Standing Figure (1969) Willem de Kooning
Standing Figure is one of the three statues of Willem de Kooning, who is rich in the city. It forms a unity with two other images of De Kooning: Seated Woman en Reclining Figure. The first is owned by the city, but Standing Figure en Reclining Figure are both on loan from De Willem de Kooning Foundation (since 2005). Both images were in Boston before that time. At the end of the 60, the painter began to experiment with modeling clay. De Kooning saw working with clay as spatial painting. Like his paintings, he created his sculptures in a spontaneous movement without sketches or preliminary studies. He overlaid the images with three pairs of gloves because he found his own hands too small. He thought sculpting was not an essentially different activity than painting; he saw clay as thick paint. The way of working can be seen from the casting. The limbs of rolls of clay, which are attached to the kneaded trunk, the bowl-shaped impressions of a thumb, even the enlarged fingerprints that stand out in the bronze skin, can all be related to the human hand. The lively dark patina, with which the bronze is finished, reinforces the reflections on the curves of the sculpture. For more information: Sculpture International Rotterdam
Originally from Rotterdam artist Willem de Kooning (Rotterdam, 1904 - Springs, New York, 1997) became one of the most famous representatives of the then new Abstract Expressionism in America in the 1950s. In those years he initially made large abstract paintings with expressive paint gestures. At the end of the sixties he started making sculptures.
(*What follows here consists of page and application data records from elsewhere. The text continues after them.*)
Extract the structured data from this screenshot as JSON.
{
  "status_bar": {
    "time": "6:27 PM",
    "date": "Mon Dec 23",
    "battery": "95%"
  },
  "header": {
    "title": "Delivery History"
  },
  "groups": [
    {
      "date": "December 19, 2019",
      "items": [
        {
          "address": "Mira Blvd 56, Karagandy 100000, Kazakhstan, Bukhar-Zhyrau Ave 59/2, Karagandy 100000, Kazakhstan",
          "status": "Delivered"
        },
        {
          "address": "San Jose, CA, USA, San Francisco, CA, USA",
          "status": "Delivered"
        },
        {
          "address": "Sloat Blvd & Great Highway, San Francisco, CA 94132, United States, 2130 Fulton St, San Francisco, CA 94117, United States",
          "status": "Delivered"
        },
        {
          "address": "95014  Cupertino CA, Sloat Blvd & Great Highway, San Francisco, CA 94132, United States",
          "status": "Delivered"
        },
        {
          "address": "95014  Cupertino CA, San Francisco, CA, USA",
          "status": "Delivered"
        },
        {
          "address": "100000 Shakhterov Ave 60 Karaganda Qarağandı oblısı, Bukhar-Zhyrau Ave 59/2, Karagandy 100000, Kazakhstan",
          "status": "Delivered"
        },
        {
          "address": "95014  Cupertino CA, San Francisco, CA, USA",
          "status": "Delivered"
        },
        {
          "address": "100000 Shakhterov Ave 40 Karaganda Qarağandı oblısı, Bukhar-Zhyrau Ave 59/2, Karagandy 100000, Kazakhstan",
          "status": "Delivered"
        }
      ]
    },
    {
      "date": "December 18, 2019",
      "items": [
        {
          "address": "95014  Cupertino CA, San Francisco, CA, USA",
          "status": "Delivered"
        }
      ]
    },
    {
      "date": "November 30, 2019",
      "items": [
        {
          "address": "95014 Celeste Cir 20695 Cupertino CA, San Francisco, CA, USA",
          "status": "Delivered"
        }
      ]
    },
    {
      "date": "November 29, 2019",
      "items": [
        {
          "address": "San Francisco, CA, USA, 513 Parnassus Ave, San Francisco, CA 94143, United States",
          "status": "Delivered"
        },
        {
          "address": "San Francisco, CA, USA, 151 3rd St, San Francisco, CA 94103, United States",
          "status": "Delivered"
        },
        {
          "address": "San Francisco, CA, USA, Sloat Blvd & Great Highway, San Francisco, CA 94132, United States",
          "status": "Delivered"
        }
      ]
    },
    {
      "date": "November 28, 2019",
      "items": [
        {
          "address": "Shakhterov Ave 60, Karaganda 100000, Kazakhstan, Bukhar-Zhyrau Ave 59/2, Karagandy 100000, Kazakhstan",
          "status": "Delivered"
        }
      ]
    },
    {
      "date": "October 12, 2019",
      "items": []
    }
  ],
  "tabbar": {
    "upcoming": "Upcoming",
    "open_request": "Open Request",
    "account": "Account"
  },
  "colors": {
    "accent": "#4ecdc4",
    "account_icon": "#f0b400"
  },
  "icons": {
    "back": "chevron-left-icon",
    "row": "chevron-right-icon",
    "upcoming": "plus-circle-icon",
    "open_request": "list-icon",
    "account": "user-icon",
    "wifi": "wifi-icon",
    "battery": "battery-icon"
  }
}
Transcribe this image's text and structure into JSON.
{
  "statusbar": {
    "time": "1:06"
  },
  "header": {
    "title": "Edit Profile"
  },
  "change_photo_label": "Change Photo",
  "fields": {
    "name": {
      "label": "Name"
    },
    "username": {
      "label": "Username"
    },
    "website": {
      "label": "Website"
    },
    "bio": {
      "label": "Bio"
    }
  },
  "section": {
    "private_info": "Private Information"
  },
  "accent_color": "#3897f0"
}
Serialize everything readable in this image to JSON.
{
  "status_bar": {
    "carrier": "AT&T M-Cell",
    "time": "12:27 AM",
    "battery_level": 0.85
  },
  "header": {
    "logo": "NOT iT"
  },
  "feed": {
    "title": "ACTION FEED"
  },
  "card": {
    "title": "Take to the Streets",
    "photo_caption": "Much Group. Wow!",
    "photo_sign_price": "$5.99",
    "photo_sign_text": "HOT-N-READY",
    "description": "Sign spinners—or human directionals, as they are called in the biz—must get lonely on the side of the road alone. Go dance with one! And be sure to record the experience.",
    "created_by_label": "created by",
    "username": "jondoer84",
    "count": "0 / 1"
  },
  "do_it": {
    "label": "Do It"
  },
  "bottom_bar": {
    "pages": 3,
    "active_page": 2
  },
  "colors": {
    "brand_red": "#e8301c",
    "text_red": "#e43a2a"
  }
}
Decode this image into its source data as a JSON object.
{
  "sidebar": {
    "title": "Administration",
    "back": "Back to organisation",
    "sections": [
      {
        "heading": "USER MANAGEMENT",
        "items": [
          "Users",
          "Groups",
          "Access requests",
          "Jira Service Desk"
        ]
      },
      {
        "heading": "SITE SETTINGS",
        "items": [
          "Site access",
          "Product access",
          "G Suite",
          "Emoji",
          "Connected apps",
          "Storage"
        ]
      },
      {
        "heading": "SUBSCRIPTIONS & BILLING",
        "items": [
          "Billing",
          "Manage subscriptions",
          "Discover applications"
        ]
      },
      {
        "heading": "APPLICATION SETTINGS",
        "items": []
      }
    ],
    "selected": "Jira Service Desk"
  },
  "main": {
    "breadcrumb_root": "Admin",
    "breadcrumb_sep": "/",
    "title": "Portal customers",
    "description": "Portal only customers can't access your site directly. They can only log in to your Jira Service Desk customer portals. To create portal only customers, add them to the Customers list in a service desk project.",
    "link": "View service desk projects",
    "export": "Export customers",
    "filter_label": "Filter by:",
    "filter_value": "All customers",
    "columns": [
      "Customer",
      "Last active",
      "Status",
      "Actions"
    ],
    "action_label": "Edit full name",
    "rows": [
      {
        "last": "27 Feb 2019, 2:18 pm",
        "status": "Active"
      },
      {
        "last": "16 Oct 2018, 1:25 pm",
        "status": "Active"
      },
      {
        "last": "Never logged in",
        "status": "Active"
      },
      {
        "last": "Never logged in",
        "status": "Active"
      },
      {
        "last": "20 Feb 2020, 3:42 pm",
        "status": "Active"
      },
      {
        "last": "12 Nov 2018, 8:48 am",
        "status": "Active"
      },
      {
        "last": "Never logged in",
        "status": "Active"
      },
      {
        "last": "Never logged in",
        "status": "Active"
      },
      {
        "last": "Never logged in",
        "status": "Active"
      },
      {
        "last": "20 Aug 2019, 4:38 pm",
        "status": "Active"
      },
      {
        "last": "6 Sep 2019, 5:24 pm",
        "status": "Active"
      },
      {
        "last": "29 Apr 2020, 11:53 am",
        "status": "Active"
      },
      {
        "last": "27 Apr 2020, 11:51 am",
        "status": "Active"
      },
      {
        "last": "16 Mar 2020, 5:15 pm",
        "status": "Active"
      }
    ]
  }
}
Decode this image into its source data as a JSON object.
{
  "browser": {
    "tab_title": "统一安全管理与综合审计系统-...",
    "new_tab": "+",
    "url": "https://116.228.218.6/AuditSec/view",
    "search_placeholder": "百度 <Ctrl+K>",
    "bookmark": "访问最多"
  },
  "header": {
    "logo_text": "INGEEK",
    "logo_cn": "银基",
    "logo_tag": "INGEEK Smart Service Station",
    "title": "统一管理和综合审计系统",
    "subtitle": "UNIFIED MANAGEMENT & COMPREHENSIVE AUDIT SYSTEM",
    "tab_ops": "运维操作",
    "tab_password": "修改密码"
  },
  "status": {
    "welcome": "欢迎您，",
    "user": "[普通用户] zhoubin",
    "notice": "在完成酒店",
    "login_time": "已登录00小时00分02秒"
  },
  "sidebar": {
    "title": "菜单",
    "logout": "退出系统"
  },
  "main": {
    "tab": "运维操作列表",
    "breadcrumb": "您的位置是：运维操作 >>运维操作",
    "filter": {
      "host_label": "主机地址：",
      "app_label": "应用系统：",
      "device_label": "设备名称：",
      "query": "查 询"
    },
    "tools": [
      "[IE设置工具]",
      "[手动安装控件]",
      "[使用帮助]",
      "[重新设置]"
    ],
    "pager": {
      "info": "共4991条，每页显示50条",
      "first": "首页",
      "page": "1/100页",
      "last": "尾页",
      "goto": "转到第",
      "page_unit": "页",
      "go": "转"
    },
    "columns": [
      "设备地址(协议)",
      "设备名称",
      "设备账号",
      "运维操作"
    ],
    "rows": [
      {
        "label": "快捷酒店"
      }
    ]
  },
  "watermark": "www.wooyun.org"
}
He made approximately 25 of these large bronze female figures, three of which are in Rotterdam. After his death, the Rotterdam art academy was renamed Willem de Kooning Academy in 1998.